  45. Schivardi, F., Sette, E. and Tabellini, G., “Credit misallocation during the financial crisis”, BIS Working Papers, No 669, 2017.
  46. See Andrews, D. and Petroulakis, F., “Breaking the shackles: zombie firms, weak banks and depressed restructuring in Europe”, OECD Working Papers, No 1433, OECD Publishing, 2017.
  47. See “Key factors behind productivity trends in EU countries”, Occasional Paper Series, No 268, ECB, September 2021, for a review of the literature exploring the channels through which monetary policy affects productivity.
  48. For more information on the exercise on US data, see also Hartwig, B. and Lieberknecht, P., “Monetary Policy, Firm Exit and Productivity”, Bundesbank Discussion Paper, No 61, 2020.
  49. The analysis covers the period 2009-2020 and therefore monetary policy decisions taken by the ECB since the GFC. For more details on data and methodology, refer to “Key factors behind productivity trends in EU countries”, Occasional Paper Series, No 268, ECB, September 2021; and Survey on the access to finance of enterprises: Methodological information on the survey and user guide for the anonymised micro dataset, ECB, Frankfurt am Main, 2020.
  50. Weak firms are defined in different ways: i) according to a strict SAFE indicator of vulnerable firms, i.e. firms that have reported simultaneously lower turnover, decreasing profits, higher interest expenses and higher or unchanged debt to total assets in the last six months; ii) according to the interest coverage ratio, i.e. they are firms with interest expenses/operating profits below one for three consecutive years, as discussed in the previous section; iii) according to the Altman Z-score; and iv) according to the relative productivity of the firm, where productivity is defined as real value added or turnover per employee.
  51. For further results, see Acharya, V., Eisert, T., Eufinger, C. and Hirsch, C., “Whatever It Takes: The Real Effects of Unconventional Monetary Policy”, The Review of Financial Studies, Vol. 32 ,No 9, 2019, pp. 3366-3411; and “Key factors behind productivity trends in EU countries”, Occasional Paper Series, No 268, ECB, September 2021.

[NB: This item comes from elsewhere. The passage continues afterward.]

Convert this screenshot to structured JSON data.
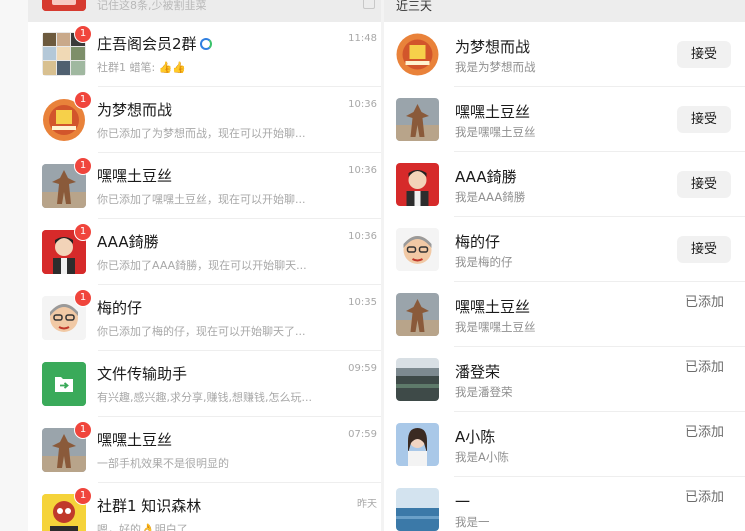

  52. That is, credit misallocation is identified as the incidence of low-solvency firms receiving an interest rate on their new loans below a “prime” rate reserved only for the highest quality firms. See Caballero, R.J., Hoshi, T. and Kashyap, A.K., “Zombie lending and depressed restructuring in Japan”, The American Economic Review, Vol. 98, No 5, 2008, pp. 1943-1977; and “Key factors behind productivity trends in EU countries”, Occasional Paper Series, No 268, ECB, September 2021.

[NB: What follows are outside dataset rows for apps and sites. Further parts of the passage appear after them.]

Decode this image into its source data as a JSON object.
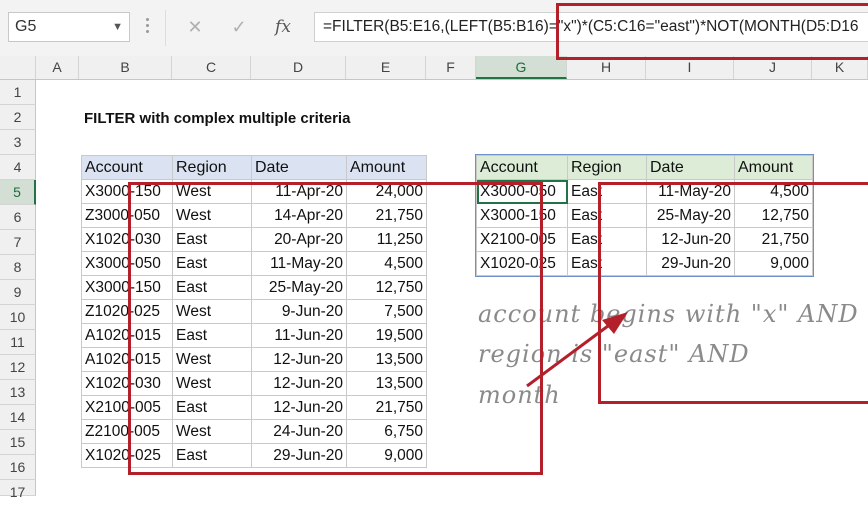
{
  "formula_bar": {
    "name_box": "G5",
    "cancel_icon": "✕",
    "enter_icon": "✓",
    "fx_label": "fx",
    "formula": "=FILTER(B5:E16,(LEFT(B5:B16)=\"x\")*(C5:C16=\"east\")*NOT(MONTH(D5:D16"
  },
  "columns": [
    "A",
    "B",
    "C",
    "D",
    "E",
    "F",
    "G",
    "H",
    "I",
    "J",
    "K"
  ],
  "rows": [
    "1",
    "2",
    "3",
    "4",
    "5",
    "6",
    "7",
    "8",
    "9",
    "10",
    "11",
    "12",
    "13",
    "14",
    "15",
    "16",
    "17"
  ],
  "selected_column": "G",
  "selected_row": "5",
  "title": "FILTER with complex multiple criteria",
  "source_table": {
    "headers": [
      "Account",
      "Region",
      "Date",
      "Amount"
    ],
    "rows": [
      [
        "X3000-150",
        "West",
        "11-Apr-20",
        "24,000"
      ],
      [
        "Z3000-050",
        "West",
        "14-Apr-20",
        "21,750"
      ],
      [
        "X1020-030",
        "East",
        "20-Apr-20",
        "11,250"
      ],
      [
        "X3000-050",
        "East",
        "11-May-20",
        "4,500"
      ],
      [
        "X3000-150",
        "East",
        "25-May-20",
        "12,750"
      ],
      [
        "Z1020-025",
        "West",
        "9-Jun-20",
        "7,500"
      ],
      [
        "A1020-015",
        "East",
        "11-Jun-20",
        "19,500"
      ],
      [
        "A1020-015",
        "West",
        "12-Jun-20",
        "13,500"
      ],
      [
        "X1020-030",
        "West",
        "12-Jun-20",
        "13,500"
      ],
      [
        "X2100-005",
        "East",
        "12-Jun-20",
        "21,750"
      ],
      [
        "Z2100-005",
        "West",
        "24-Jun-20",
        "6,750"
      ],
      [
        "X1020-025",
        "East",
        "29-Jun-20",
        "9,000"
      ]
    ]
  },
  "result_table": {
    "headers": [
      "Account",
      "Region",
      "Date",
      "Amount"
    ],
    "rows": [
      [
        "X3000-050",
        "East",
        "11-May-20",
        "4,500"
      ],
      [
        "X3000-150",
        "East",
        "25-May-20",
        "12,750"
      ],
      [
        "X2100-005",
        "East",
        "12-Jun-20",
        "21,750"
      ],
      [
        "X1020-025",
        "East",
        "29-Jun-20",
        "9,000"
      ]
    ]
  },
  "annotation": {
    "line1": "account begins with \"x\" AND",
    "line2": "region is \"east\" AND",
    "line3": "month"
  },
  "colors": {
    "highlight_red": "#b3202a",
    "source_header": "#dbe3f3",
    "result_header": "#dcecd6",
    "excel_green": "#217346"
  }
}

  53. For more details on data and methodology, see “Key factors behind productivity trends in EU countries”, Occasional Paper Series, No 268, ECB, September 2021; and Albrizio, S. and González, B., “Monetary policy and capital misallocation in Europe”, forthcoming working paper, Banco de España, Madrid.

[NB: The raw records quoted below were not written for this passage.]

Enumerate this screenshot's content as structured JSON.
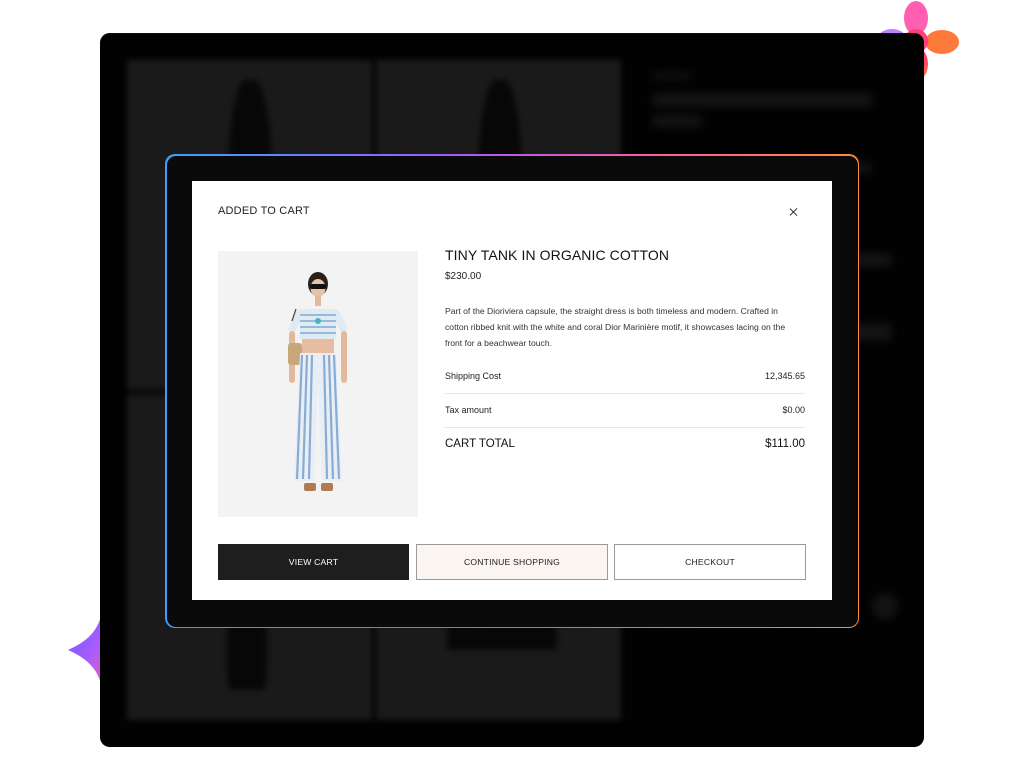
{
  "modal": {
    "title": "ADDED TO CART",
    "close_icon": "close-icon"
  },
  "product": {
    "name": "TINY TANK IN ORGANIC COTTON",
    "price": "$230.00",
    "description": "Part of the Dioriviera capsule, the straight dress is both timeless and modern. Crafted in cotton ribbed knit with the white and coral Dior Marinière motif, it showcases lacing on the front for a beachwear touch."
  },
  "summary": {
    "shipping_label": "Shipping Cost",
    "shipping_value": "12,345.65",
    "tax_label": "Tax amount",
    "tax_value": "$0.00",
    "total_label": "CART TOTAL",
    "total_value": "$111.00"
  },
  "buttons": {
    "view_cart": "VIEW CART",
    "continue_shopping": "CONTINUE SHOPPING",
    "checkout": "CHECKOUT"
  },
  "colors": {
    "primary_button": "#1e1e1e",
    "continue_button_bg": "#fbf5f2",
    "frame_gradient": [
      "#3aa0ff",
      "#9b5cff",
      "#ff5aa5",
      "#ff8a3a"
    ]
  }
}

  54. For an overview of the impact of structural policies on productivity, see “Key factors behind productivity trends in EU countries”, Occasional Paper Series, No 268, ECB, September 2021, and Masuch, K., Anderton, R., Setzer, R. and Benalal, N., “Structural policies in the euro area”, Occasional Paper Series, No 210, ECB, 2018.